**Exercise objective**
For the listing below, report all lines that hold the word "numero".

**Task inputs**
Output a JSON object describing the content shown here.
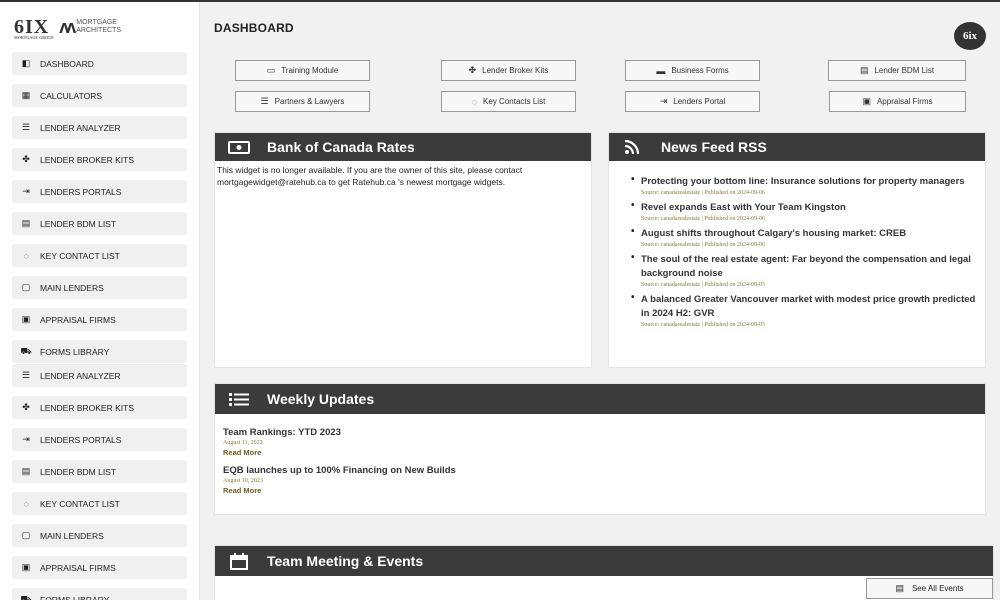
{
  "brand": {
    "logo_text": "6IX",
    "logo_sub": "MORTGAGE GROUP",
    "partner_top": "MORTGAGE",
    "partner_bottom": "ARCHITECTS",
    "badge_text": "6ix"
  },
  "sidebar": {
    "items": [
      {
        "label": "DASHBOARD",
        "icon": "tag-icon"
      },
      {
        "label": "CALCULATORS",
        "icon": "calculator-icon"
      },
      {
        "label": "LENDER ANALYZER",
        "icon": "list-icon"
      },
      {
        "label": "LENDER BROKER KITS",
        "icon": "handshake-icon"
      },
      {
        "label": "LENDERS PORTALS",
        "icon": "portal-icon"
      },
      {
        "label": "LENDER BDM LIST",
        "icon": "card-icon"
      },
      {
        "label": "KEY CONTACT LIST",
        "icon": "contact-icon"
      },
      {
        "label": "MAIN LENDERS",
        "icon": "bookmark-icon"
      },
      {
        "label": "APPRAISAL FIRMS",
        "icon": "appraisal-icon"
      },
      {
        "label": "FORMS LIBRARY",
        "icon": "truck-icon"
      },
      {
        "label": "LENDER ANALYZER",
        "icon": "list-icon"
      },
      {
        "label": "LENDER BROKER KITS",
        "icon": "handshake-icon"
      },
      {
        "label": "LENDERS PORTALS",
        "icon": "portal-icon"
      },
      {
        "label": "LENDER BDM LIST",
        "icon": "card-icon"
      },
      {
        "label": "KEY CONTACT LIST",
        "icon": "contact-icon"
      },
      {
        "label": "MAIN LENDERS",
        "icon": "bookmark-icon"
      },
      {
        "label": "APPRAISAL FIRMS",
        "icon": "appraisal-icon"
      },
      {
        "label": "FORMS LIBRARY",
        "icon": "truck-icon"
      }
    ]
  },
  "page": {
    "title": "DASHBOARD"
  },
  "quick_links": [
    {
      "label": "Training Module",
      "icon": "folder-icon"
    },
    {
      "label": "Lender Broker Kits",
      "icon": "handshake-icon"
    },
    {
      "label": "Business Forms",
      "icon": "briefcase-icon"
    },
    {
      "label": "Lender BDM List",
      "icon": "card-icon"
    },
    {
      "label": "Partners & Lawyers",
      "icon": "list-icon"
    },
    {
      "label": "Key Contacts List",
      "icon": "contact-icon"
    },
    {
      "label": "Lenders Portal",
      "icon": "portal-icon"
    },
    {
      "label": "Appraisal Firms",
      "icon": "appraisal-icon"
    }
  ],
  "bank_rates": {
    "heading": "Bank of Canada Rates",
    "message": "This widget is no longer available. If you are the owner of this site, please contact mortgagewidget@ratehub.ca to get Ratehub.ca 's newest mortgage widgets."
  },
  "news": {
    "heading": "News Feed RSS",
    "items": [
      {
        "title": "Protecting your bottom line: Insurance solutions for property managers",
        "meta": "Source: canadarealestate | Published on 2024-09-06"
      },
      {
        "title": "Revel expands East with Your Team Kingston",
        "meta": "Source: canadarealestate | Published on 2024-09-06"
      },
      {
        "title": "August shifts throughout Calgary's housing market: CREB",
        "meta": "Source: canadarealestate | Published on 2024-09-06"
      },
      {
        "title": "The soul of the real estate agent: Far beyond the compensation and legal background noise",
        "meta": "Source: canadarealestate | Published on 2024-09-05"
      },
      {
        "title": "A balanced Greater Vancouver market with modest price growth predicted in 2024 H2: GVR",
        "meta": "Source: canadarealestate | Published on 2024-09-05"
      }
    ]
  },
  "weekly": {
    "heading": "Weekly Updates",
    "items": [
      {
        "title": "Team Rankings: YTD 2023",
        "date": "August 11, 2023",
        "more": "Read More"
      },
      {
        "title": "EQB launches up to 100% Financing on New Builds",
        "date": "August 10, 2023",
        "more": "Read More"
      }
    ]
  },
  "events": {
    "heading": "Team Meeting & Events",
    "see_all": "See All Events"
  },
  "colors": {
    "header": "#3b3b3b",
    "accent": "#8a7a3a",
    "sidebar_item": "#f0f0f0"
  }
}
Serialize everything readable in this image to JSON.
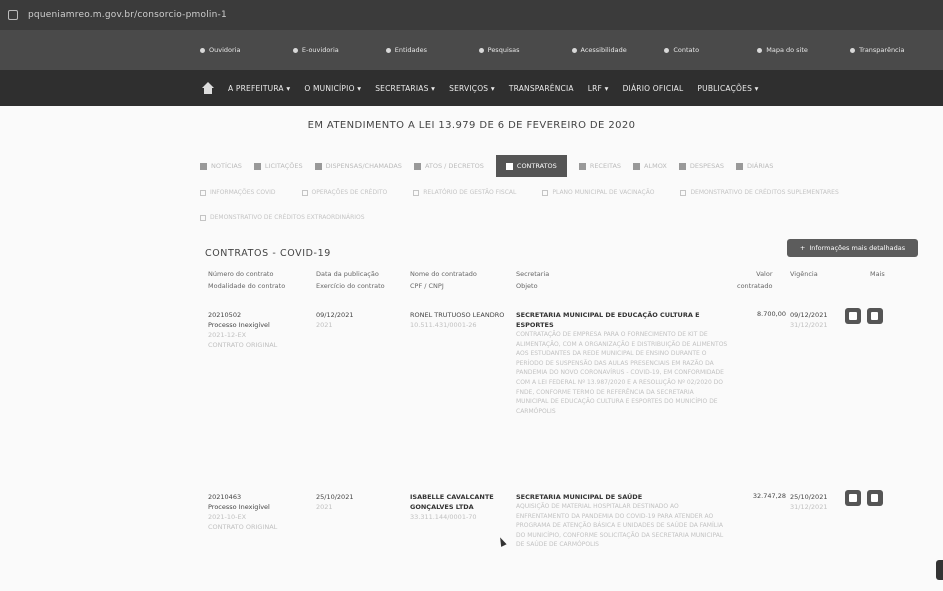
{
  "browser": {
    "url": "pqueniamreo.m.gov.br/consorcio-pmolin-1"
  },
  "top_links": [
    "Ouvidoria",
    "E-ouvidoria",
    "Entidades",
    "Pesquisas",
    "Acessibilidade",
    "Contato",
    "Mapa do site",
    "Transparência"
  ],
  "nav": {
    "items": [
      "A PREFEITURA ▾",
      "O MUNICÍPIO ▾",
      "SECRETARIAS ▾",
      "SERVIÇOS ▾",
      "TRANSPARÊNCIA",
      "LRF ▾",
      "DIÁRIO OFICIAL",
      "PUBLICAÇÕES ▾"
    ]
  },
  "notice": "EM ATENDIMENTO A LEI 13.979 DE 6 DE FEVEREIRO DE 2020",
  "tabs": [
    {
      "label": "NOTÍCIAS",
      "active": false
    },
    {
      "label": "LICITAÇÕES",
      "active": false
    },
    {
      "label": "DISPENSAS/CHAMADAS",
      "active": false
    },
    {
      "label": "ATOS / DECRETOS",
      "active": false
    },
    {
      "label": "CONTRATOS",
      "active": true
    },
    {
      "label": "RECEITAS",
      "active": false
    },
    {
      "label": "ALMOX",
      "active": false
    },
    {
      "label": "DESPESAS",
      "active": false
    },
    {
      "label": "DIÁRIAS",
      "active": false
    }
  ],
  "sublinks": [
    "INFORMAÇÕES COVID",
    "OPERAÇÕES DE CRÉDITO",
    "RELATÓRIO DE GESTÃO FISCAL",
    "PLANO MUNICIPAL DE VACINAÇÃO",
    "DEMONSTRATIVO DE CRÉDITOS SUPLEMENTARES",
    "DEMONSTRATIVO DE CRÉDITOS EXTRAORDINÁRIOS"
  ],
  "section": {
    "title": "CONTRATOS - COVID-19",
    "info_button": "Informações mais detalhadas"
  },
  "columns": {
    "numero": [
      "Número do contrato",
      "Modalidade do contrato"
    ],
    "data": [
      "Data da publicação",
      "Exercício do contrato"
    ],
    "nome": [
      "Nome do contratado",
      "CPF / CNPJ"
    ],
    "secretaria": [
      "Secretaria",
      "Objeto"
    ],
    "valor": [
      "Valor",
      "contratado"
    ],
    "vigencia": [
      "Vigência"
    ],
    "mais": [
      "Mais"
    ]
  },
  "rows": [
    {
      "numero": "20210502",
      "modalidade": "Processo Inexigível",
      "tipo1": "2021-12-EX",
      "tipo2": "CONTRATO ORIGINAL",
      "data": "09/12/2021",
      "exercicio": "2021",
      "nome": "RONEL TRUTUOSO LEANDRO",
      "doc": "10.511.431/0001-26",
      "secretaria": "SECRETARIA MUNICIPAL DE EDUCAÇÃO CULTURA E ESPORTES",
      "objeto": "CONTRATAÇÃO DE EMPRESA PARA O FORNECIMENTO DE KIT DE ALIMENTAÇÃO, COM A ORGANIZAÇÃO E DISTRIBUIÇÃO DE ALIMENTOS AOS ESTUDANTES DA REDE MUNICIPAL DE ENSINO DURANTE O PERÍODO DE SUSPENSÃO DAS AULAS PRESENCIAIS EM RAZÃO DA PANDEMIA DO NOVO CORONAVÍRUS - COVID-19, EM CONFORMIDADE COM A LEI FEDERAL Nº 13.987/2020 E A RESOLUÇÃO Nº 02/2020 DO FNDE, CONFORME TERMO DE REFERÊNCIA DA SECRETARIA MUNICIPAL DE EDUCAÇÃO CULTURA E ESPORTES DO MUNICÍPIO DE CARMÓPOLIS",
      "valor": "8.700,00",
      "vig1": "09/12/2021",
      "vig2": "31/12/2021"
    },
    {
      "numero": "20210463",
      "modalidade": "Processo Inexigível",
      "tipo1": "2021-10-EX",
      "tipo2": "CONTRATO ORIGINAL",
      "data": "25/10/2021",
      "exercicio": "2021",
      "nome": "ISABELLE CAVALCANTE GONÇALVES LTDA",
      "doc": "33.311.144/0001-70",
      "secretaria": "SECRETARIA MUNICIPAL DE SAÚDE",
      "objeto": "AQUISIÇÃO DE MATERIAL HOSPITALAR DESTINADO AO ENFRENTAMENTO DA PANDEMIA DO COVID-19 PARA ATENDER AO PROGRAMA DE ATENÇÃO BÁSICA E UNIDADES DE SAÚDE DA FAMÍLIA DO MUNICÍPIO, CONFORME SOLICITAÇÃO DA SECRETARIA MUNICIPAL DE SAÚDE DE CARMÓPOLIS",
      "valor": "32.747,28",
      "vig1": "25/10/2021",
      "vig2": "31/12/2021"
    }
  ]
}
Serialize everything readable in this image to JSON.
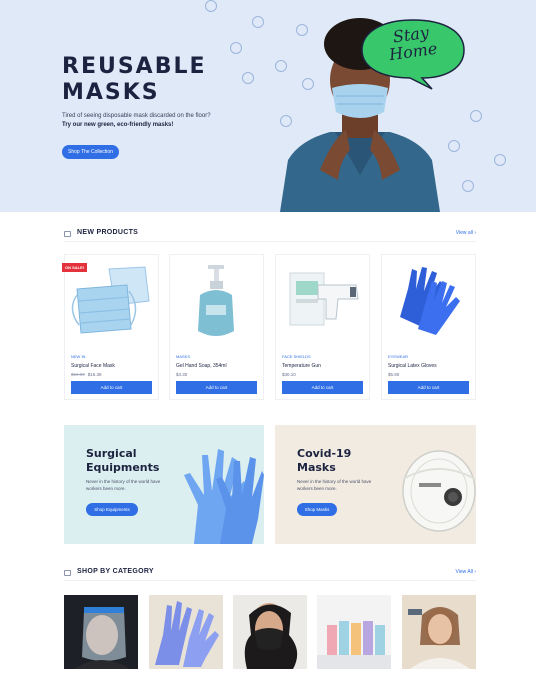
{
  "hero": {
    "title": "REUSABLE MASKS",
    "subtitle": "Tired of seeing disposable mask discarded on the floor?",
    "subtitle_bold": "Try our new green, eco-friendly masks!",
    "button_label": "Shop The Collection",
    "bubble_text": "Stay Home"
  },
  "new_products": {
    "title": "NEW PRODUCTS",
    "view_all": "View all  ›",
    "add_label": "Add to cart",
    "items": [
      {
        "badge": "ON SALE!",
        "category": "NEW IN",
        "name": "Surgical Face Mask",
        "old_price": "$19.00",
        "price": "$16.38"
      },
      {
        "badge": "",
        "category": "MASKS",
        "name": "Gel Hand Soap, 354ml",
        "old_price": "",
        "price": "$4.30"
      },
      {
        "badge": "",
        "category": "FACE SHIELDS",
        "name": "Temperature Gun",
        "old_price": "",
        "price": "$30.10"
      },
      {
        "badge": "",
        "category": "EYEWEAR",
        "name": "Surgical Latex Gloves",
        "old_price": "",
        "price": "$5.90"
      }
    ]
  },
  "promos": [
    {
      "title": "Surgical Equipments",
      "desc": "Never in the history of the world have workers been more.",
      "button": "Shop Equipments",
      "bg": "#dbeef0"
    },
    {
      "title": "Covid-19 Masks",
      "desc": "Never in the history of the world have workers been more.",
      "button": "Shop Masks",
      "bg": "#f2ebe1"
    }
  ],
  "categories": {
    "title": "SHOP BY CATEGORY",
    "view_all": "View All  ›",
    "items": [
      {
        "icon": "face-shield-photo"
      },
      {
        "icon": "gloves-photo"
      },
      {
        "icon": "mask-photo"
      },
      {
        "icon": "sanitizer-photo"
      },
      {
        "icon": "thermometer-photo"
      }
    ]
  },
  "colors": {
    "accent": "#2f6ee5",
    "sale": "#e3323b",
    "hero_bg": "#dfe9f8",
    "bubble": "#38c76a"
  }
}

**Worked solution**
    "numero": [
      "numero": "20210502",
      "numero": "20210463",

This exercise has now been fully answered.